I’m not surprised to see you and the Heartbreakers delivering another comeback record, Tom. You’ve never seemed like the retiring type. (And I’m still hoping you’ll orchestrate another Wilburys record.) But I am surprised that Hypnotic Eye it’s such a strong rock-and-roll record, one that resists the pull back toward your late-80s/early-90s pop reinvention and instead digs into grungy, Mudcrutch-y guitars. Thanks for “Fault Lines” and “All You Can Carry.”
Wovenhand – Refractory Obdurate

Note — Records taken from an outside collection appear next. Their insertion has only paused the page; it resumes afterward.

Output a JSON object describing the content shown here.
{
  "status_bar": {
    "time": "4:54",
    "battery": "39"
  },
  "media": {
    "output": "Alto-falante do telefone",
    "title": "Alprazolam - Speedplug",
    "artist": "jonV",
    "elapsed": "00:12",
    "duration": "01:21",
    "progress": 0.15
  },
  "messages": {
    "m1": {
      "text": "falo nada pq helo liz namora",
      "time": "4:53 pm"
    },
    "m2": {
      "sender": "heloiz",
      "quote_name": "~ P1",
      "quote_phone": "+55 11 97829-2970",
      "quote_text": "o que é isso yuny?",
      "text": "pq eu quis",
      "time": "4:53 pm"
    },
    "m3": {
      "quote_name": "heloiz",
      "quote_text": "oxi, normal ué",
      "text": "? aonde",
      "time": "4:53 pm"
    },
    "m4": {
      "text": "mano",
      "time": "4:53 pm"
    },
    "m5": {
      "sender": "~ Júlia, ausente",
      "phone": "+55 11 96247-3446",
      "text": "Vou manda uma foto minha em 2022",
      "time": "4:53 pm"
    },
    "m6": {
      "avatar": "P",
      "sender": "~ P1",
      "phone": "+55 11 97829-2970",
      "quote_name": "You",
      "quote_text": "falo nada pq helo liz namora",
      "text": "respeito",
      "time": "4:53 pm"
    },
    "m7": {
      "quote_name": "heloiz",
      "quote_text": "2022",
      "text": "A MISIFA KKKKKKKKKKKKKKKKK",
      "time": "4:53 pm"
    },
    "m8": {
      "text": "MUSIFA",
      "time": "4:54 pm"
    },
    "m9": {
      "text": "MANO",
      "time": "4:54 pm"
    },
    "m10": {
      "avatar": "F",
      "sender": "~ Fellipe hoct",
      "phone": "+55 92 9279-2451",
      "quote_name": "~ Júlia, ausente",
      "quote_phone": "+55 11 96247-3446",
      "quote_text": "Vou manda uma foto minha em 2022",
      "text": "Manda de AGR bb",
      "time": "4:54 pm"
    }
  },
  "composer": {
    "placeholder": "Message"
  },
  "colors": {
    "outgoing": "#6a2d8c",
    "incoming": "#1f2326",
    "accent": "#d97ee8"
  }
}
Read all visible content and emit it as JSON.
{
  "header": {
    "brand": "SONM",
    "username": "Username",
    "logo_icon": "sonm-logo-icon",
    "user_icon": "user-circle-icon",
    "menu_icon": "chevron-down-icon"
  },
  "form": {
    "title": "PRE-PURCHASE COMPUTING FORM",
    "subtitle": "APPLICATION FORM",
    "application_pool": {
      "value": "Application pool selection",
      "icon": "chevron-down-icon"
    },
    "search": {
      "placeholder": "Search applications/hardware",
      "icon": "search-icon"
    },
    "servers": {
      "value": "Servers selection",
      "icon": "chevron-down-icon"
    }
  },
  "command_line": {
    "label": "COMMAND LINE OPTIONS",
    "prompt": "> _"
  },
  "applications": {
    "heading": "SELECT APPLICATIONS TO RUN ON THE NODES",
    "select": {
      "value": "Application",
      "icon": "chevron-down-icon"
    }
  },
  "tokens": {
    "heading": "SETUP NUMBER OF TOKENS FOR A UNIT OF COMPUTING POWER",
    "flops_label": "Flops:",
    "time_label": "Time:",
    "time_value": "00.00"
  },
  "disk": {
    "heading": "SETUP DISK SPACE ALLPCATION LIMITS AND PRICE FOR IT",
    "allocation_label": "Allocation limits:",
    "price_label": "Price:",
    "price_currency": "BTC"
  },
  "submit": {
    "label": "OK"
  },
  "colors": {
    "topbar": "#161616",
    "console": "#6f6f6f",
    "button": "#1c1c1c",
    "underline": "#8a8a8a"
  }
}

David Eugene Edwards, it’s been a long time since Sixteen Horsepower, and I suspect you’re tired of hearing your fans wish for a return to those early sounds. You’re on an ambitious journey through so many different blends of your own fierce, prophetic style with rhythms and instrumentation from around the world, and I don’t want to stop you. I think this is one of your strongest records, and I’m particularly grateful for “King David.” But — and I know you may not like to hear it, so I’m sorry — now that you’ve unleashed your loudest album yet, I do hope you’ll scale things back again soon so that we can appreciate your vocals and your lyrics like we did in those early records. Your voice and your verse, they’re all the power you need.